The depressed share prices of Europe's auto companies are bad for the companies and bad for the industry.
Automotive companies in Europe simply don't focus on value creation. A top executive at one of Europe's biggest automakers confided recently that his management board only spends 30 minutes each month talking about the share price.
That is a European tradition that must end. While the Ford family fortune has vastly increased as Ford Motor Co.'s US share price has risen in recent years, those of the Quandts, Agnellis and Peugeots have not.
Internet entrepreneur Jeff Bezos - the man behind amazon.com, an on-line bookstore that has yet to make a profit - recently slipped past BMW's Quandt family on the Forbes magazine list of the world's wealthiest people. That largely reflects the weird world of Internet stocks. But it also says that the market does not value one of the world's greatest automotive brands nearly enough.
That's not fair to the Quandts. But more importantly it is not fair to smaller shareholders who have put their money in BMW and expect a return.
A revolution is needed in Europe. Executives have to tell their story. And they have to do the other things - the basics, like implement stock options packages for senior managers and buy back shares when necessary.
There are signs of change. Share options for senior executives are slowly being introduced in Europe. DaimlerChrysler is being influenced by Chrysler's shareholder mentality, though D/C is disturbingly less transparent than the old Chrysler.
After going private, Renault became more attractive to investors. A refocused Renault made tough, but necessary decisions, like closing the Vilvoorde, Belgium, plant. Though smaller than Nissan, Renault had the wherewithal to acquire management control of the Japanese company.
There are also signs of light at Fiat, where the share price is languishing. Jack Welch, the chairman of General Electric and Fiat SpA Chairman Paolo Fresco's former boss, has been named to the board of directors.
Welch is the godfather of value creation.
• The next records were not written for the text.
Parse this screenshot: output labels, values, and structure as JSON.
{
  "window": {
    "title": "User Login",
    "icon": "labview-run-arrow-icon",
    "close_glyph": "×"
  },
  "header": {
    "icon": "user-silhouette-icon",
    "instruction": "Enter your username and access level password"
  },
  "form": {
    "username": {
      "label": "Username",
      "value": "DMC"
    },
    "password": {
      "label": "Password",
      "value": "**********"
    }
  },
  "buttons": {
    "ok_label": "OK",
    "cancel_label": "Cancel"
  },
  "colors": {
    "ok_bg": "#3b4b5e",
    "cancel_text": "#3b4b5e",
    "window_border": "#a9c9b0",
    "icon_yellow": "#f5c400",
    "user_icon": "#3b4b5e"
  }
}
His message will be clear for Fiat and for the rest of the European auto industry. Taking care of shareholders is worth the trouble.